Vitamin D is an important nutrient for people of all ages. You can get vitamin D from exposure to sunlight, which is helpful during the warm and sunny months. But people — especially babies — don't typically spend all that much time in direct sunlight, even in the warmer months. Because they're often shaded and probably don't yet take a daily multivitamin, vitamin D rich foods that are safe for babies can be an important component of their diet.

Vitamin D has always been important. According to the National Institutes of Health (NIH), it's a powerful, fat-soluble vitamin that helps boost calcium absorption, provides immune system support, promotes healthy cell growth, and helps reduce inflammation. Basically, it's essential. But it has gotten some more attention recently with the American Academy of Pediatrics noting the results of a recent study that found babies might not be getting enough vitamin D from their diet.
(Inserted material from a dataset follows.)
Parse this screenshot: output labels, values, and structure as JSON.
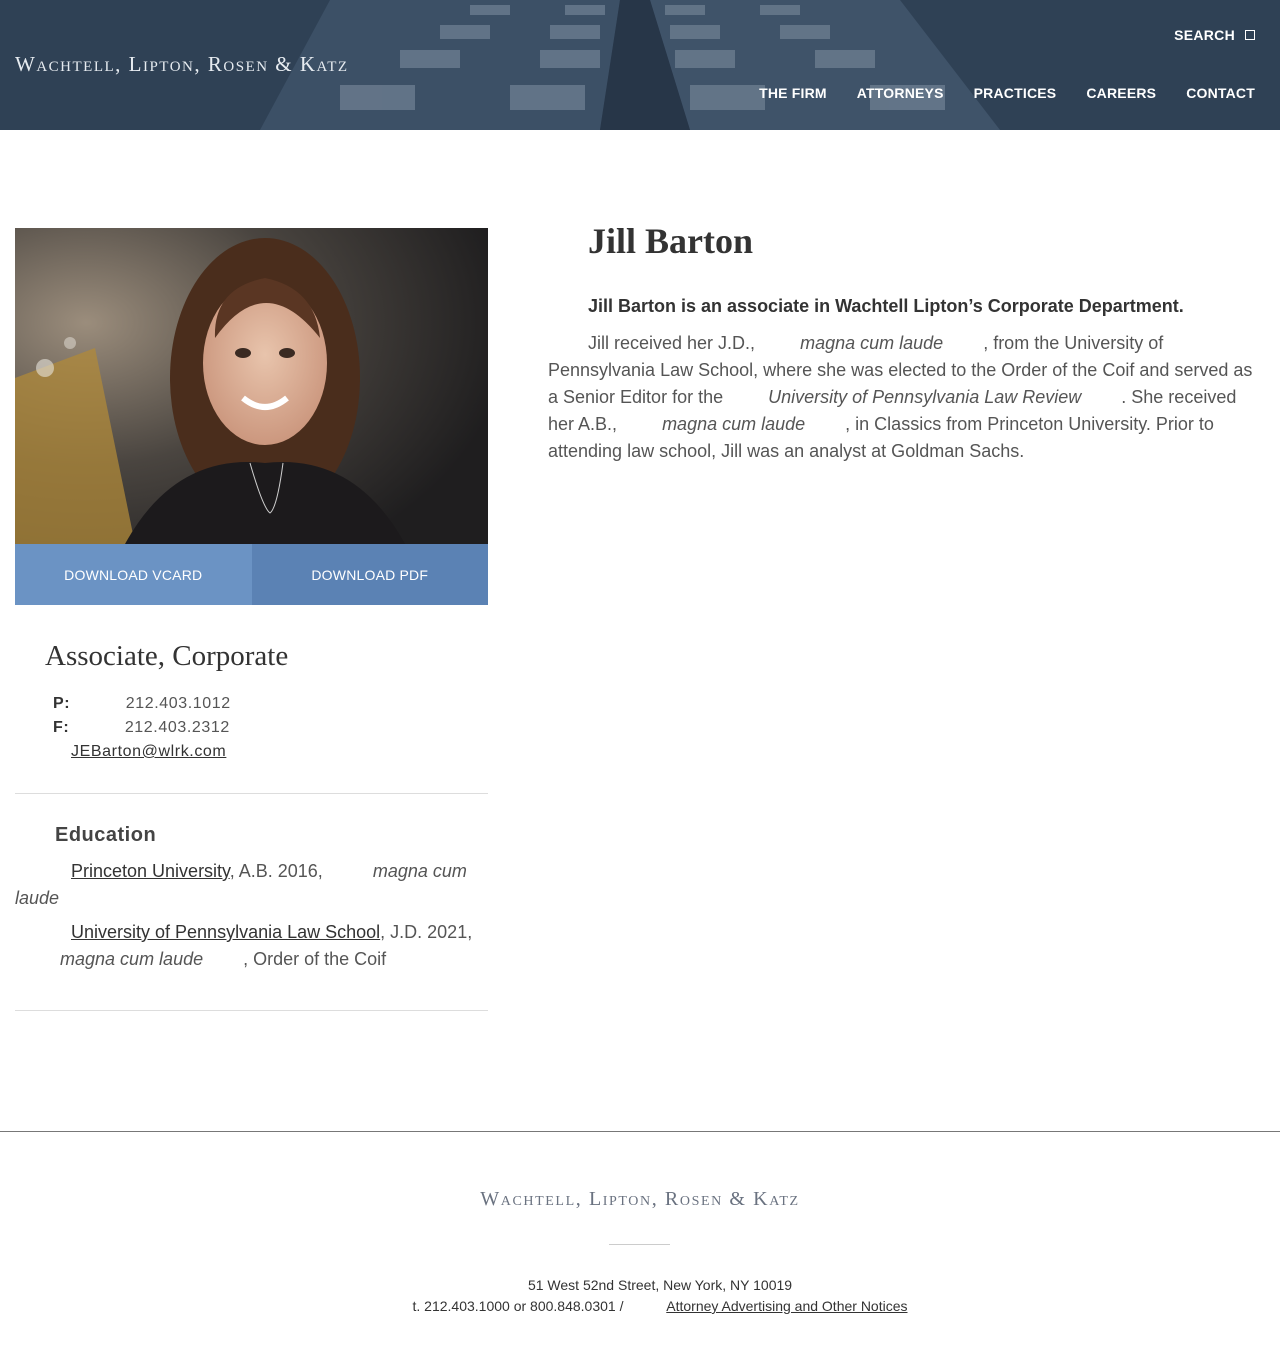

or infants, the AAP recommended daily liquid vitamin D supplements, particularly if they are breast-fed. But for babies who are a bit older, there are foods they can be fed that will help boost vitamin D intake. Adding the following baby-safe, vitamin D rich foods can mean healthier babies and healthier kids down the line.




If you're looking to up your baby's vitamin D intake and they're old enough for milk, vitamin D-fortified milk could be just what you're looking for. According to the NIH, nearly all milk sold in the U.S. is fortified with vitamin D. Milk is also extremely versatile. You can use instead of water in oatmeal or add a bit of chocolate syrup for something a little different.




Fortified yogurt is a good source of both vitamin D and calcium, according to Parents. Win-win. Additionally, Baby Center noted that many babies can begin to tolerate yogurt at about four to six months of age.




Fatty fish like salmon is a good source of vitamin D, according to the National Institutes of Health. You can start introducing fish into your baby's diet at six months, according to Parenting.




According to the Mayo Clinic, eggs are a good source of naturally occurring vitamin D. Babies can start eating egg yolks at around nine months, according to Parents. While egg yolk allergies aren't overly common, watch for any potential signs of allergy.




Many older babies and toddlers love snacking on ready-to-eat cereals. According to BabyCenter, vitamin D-fortified, ready-to-eat cereal can up your baby's intake of the essential vitamin.